I love listening to teachers talk about “reading students’ faces.” Good educators do just that to see whether students are really grasping a concept or whether their faces are full of confusion. More important, they use those face-to-face interactions to form personal connections. A teacher who fits a face to a name is likely to be more committed to that student.
The proliferation of online schools is now challenging that assumption. The trend also raises a question: Is some amount of in-person interaction between online teachers and their students really necessary?
Based on recent conversations I’ve had with online teachers, as well as with educators who work in traditional classroom settings, I’d have to say yes. Experienced teachers—even those who have moved from traditional classrooms to online instruction—will tell you that face-to-face interactions are vital to establishing meaningful teacher-student relationships.
Larry Snyder taught high school government classes for 35 years in the Columbus, Ohio, public schools, showing up every day in traditional classrooms where he could see the faces of his students. Then he switched to the virtual world, where for the past three years he has been teaching for the Electronic Classroom of Tomorrow, a state-funded school that serves roughly 7,000 K-12 students throughout Ohio.
Snyder believes in-person meetings between online teachers and their students should happen “as often as possible.”
“You have a tendency to call them more often if you have met them,” he points out. “Nothing replaces face to face, there’s no way in the world. And there’s a certain joy in it from a teacher’s point of view.”
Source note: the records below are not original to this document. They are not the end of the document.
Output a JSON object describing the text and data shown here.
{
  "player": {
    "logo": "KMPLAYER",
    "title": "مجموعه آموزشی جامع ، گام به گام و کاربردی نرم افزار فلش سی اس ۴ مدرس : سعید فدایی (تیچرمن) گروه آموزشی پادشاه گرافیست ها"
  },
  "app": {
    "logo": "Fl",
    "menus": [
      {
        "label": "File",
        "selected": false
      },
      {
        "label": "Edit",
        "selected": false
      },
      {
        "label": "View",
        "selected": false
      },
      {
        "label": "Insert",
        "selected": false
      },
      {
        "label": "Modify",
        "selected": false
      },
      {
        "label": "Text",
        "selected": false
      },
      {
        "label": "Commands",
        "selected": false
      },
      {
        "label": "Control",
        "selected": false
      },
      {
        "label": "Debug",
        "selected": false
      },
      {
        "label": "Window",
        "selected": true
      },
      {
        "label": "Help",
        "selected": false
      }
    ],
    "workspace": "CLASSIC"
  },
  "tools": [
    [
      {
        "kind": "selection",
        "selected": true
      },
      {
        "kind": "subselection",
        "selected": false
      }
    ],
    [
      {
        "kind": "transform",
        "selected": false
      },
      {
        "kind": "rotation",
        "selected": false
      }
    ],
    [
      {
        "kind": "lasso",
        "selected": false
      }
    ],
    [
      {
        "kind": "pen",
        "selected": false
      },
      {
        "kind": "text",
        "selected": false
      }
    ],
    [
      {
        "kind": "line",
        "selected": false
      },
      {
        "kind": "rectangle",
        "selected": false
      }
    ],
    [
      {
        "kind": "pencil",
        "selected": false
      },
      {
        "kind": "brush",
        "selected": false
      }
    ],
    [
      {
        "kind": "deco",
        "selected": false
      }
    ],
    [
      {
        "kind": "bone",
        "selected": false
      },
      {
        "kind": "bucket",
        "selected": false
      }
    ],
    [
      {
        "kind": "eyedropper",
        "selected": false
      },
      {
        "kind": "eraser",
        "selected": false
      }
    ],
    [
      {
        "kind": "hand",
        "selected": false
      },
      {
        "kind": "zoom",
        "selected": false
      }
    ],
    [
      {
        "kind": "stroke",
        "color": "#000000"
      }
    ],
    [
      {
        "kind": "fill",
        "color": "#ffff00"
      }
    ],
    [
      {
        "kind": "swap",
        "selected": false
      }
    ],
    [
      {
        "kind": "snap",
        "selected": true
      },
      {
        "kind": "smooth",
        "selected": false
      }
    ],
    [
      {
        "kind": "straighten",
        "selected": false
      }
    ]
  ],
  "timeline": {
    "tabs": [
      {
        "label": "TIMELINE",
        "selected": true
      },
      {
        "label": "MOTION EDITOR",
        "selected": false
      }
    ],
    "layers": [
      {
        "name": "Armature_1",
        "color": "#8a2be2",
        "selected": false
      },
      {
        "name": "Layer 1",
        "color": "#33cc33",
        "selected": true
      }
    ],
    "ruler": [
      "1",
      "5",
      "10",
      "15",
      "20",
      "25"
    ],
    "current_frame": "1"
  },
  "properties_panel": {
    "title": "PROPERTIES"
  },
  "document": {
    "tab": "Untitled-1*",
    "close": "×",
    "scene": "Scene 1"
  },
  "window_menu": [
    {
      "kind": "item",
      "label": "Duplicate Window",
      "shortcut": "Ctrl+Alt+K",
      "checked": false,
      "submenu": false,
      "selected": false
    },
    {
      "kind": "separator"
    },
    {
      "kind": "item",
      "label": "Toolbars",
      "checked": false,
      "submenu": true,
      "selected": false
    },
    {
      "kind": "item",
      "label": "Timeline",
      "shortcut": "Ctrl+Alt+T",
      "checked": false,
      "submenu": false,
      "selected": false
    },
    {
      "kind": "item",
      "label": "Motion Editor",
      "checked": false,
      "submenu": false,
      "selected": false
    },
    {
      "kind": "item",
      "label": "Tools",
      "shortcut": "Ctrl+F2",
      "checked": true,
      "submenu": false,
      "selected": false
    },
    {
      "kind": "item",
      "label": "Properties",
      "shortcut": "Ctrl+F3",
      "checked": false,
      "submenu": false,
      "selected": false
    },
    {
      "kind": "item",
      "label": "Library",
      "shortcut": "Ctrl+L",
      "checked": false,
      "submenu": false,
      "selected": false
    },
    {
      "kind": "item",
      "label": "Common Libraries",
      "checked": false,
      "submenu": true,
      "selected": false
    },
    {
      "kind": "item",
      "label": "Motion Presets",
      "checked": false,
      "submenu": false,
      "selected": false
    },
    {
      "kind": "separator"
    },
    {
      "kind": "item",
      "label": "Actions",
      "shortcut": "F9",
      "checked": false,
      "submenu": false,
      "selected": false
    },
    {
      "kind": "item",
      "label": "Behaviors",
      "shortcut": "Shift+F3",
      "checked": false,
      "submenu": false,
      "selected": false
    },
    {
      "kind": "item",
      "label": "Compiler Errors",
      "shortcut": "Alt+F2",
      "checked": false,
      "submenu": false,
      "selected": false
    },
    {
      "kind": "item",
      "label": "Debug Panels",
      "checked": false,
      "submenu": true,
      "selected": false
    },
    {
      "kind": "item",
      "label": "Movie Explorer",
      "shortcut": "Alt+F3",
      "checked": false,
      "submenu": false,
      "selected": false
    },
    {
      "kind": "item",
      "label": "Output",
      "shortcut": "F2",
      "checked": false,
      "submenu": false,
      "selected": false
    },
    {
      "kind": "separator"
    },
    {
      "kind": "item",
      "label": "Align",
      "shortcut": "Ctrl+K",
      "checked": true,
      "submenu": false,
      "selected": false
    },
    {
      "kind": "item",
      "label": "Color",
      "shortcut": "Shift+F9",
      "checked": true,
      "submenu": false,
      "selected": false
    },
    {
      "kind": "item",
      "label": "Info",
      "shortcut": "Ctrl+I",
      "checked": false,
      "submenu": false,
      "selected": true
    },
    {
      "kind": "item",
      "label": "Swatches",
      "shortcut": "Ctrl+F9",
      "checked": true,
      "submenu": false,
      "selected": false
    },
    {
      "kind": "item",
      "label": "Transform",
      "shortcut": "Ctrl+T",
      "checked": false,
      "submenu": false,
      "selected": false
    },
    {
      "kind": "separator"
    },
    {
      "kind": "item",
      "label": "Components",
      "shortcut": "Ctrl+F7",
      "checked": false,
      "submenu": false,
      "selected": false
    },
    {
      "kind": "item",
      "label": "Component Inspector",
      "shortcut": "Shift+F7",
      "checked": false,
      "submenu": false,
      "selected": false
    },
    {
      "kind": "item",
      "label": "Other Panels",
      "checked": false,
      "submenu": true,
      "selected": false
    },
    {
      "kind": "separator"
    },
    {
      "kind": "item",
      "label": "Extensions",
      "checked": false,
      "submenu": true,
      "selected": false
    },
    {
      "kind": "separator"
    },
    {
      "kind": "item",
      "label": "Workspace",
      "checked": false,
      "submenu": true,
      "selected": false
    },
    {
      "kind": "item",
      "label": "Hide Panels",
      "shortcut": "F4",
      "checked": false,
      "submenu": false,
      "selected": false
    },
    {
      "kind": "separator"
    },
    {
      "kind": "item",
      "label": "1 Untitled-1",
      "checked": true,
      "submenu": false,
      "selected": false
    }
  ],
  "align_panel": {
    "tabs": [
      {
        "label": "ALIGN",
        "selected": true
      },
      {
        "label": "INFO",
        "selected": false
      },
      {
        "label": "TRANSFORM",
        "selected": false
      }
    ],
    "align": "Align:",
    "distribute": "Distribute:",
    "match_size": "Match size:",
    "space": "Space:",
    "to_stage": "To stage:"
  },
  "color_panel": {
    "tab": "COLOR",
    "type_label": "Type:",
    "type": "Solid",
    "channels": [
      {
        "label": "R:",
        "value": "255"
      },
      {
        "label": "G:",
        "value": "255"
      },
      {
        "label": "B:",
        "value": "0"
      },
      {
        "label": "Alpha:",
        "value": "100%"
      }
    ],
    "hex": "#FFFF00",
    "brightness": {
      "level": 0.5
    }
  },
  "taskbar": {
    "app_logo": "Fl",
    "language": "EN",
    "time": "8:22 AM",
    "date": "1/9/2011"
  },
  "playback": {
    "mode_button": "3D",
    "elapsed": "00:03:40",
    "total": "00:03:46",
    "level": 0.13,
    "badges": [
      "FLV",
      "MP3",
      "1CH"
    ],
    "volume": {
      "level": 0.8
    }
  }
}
The problem, however, is that policymakers have failed to tackle the issue, leaving teachers with little, if any, guidance even as the popularity of online courses continues to grow. Last spring, in what’s described as the federal government’s first-ever survey of distance learning in K-12 schools, the National Center for Education Statistics released a report estimating that nearly one of every 10 public schools in the country had students enrolled in distance education courses. The percentage was significantly higher among high schools. But only a handful of states have any policy guidance addressing face-to-face interaction, according to Technology Counts 2005, an annual report from Editorial Projects in Education, which also publishes Teacher Magazine.
Ohio is actually ahead of the pack in recognizing and addressing the issue. Providers of online courses there must develop a plan indicating the number of times teachers will visit each of their students throughout the school year and the manner in which those visits will be conducted, according to Technology Counts.
By contrast, Florida—which runs the largest state-sponsored online school in the nation, the Florida Virtual School—has no such policy. Rather, the state simply leaves it up to the online providers themselves to decide whether face-to-face interaction is worth addressing.
Jill Dickinson, an instructional leader for FVS, says the school has no official policy requiring teachers to meet in person with students, though it does address the need for communication. For instance, teachers are required to make a monthly telephone call to individual students—and their parents—to check their progress and see whether there are any problems.
Dickinson points out that 75 percent of the roughly 21,000 students who take online courses from the school also attend traditional public schools, where they receive a fair amount of face-to-face interaction. Even so, she says it’s become more common in recent years for the school’s online teachers to set up meetings with some students. One teacher, for instance, asked the students in her region for schedules of their extracurricular activities. She attended a play, football game, musical concert, and other events to meet her online students and their parents.
But crafting policies requiring in-person contact would be tricky. The Florida Virtual School, for one, has students from across the country. The possibility of out-of-state students getting together with their online teachers is minimal, at best. But the logistical complexities of online learning should not serve as an excuse to avoid tackling this issue. It strikes at the very heart of what it means to be a teacher.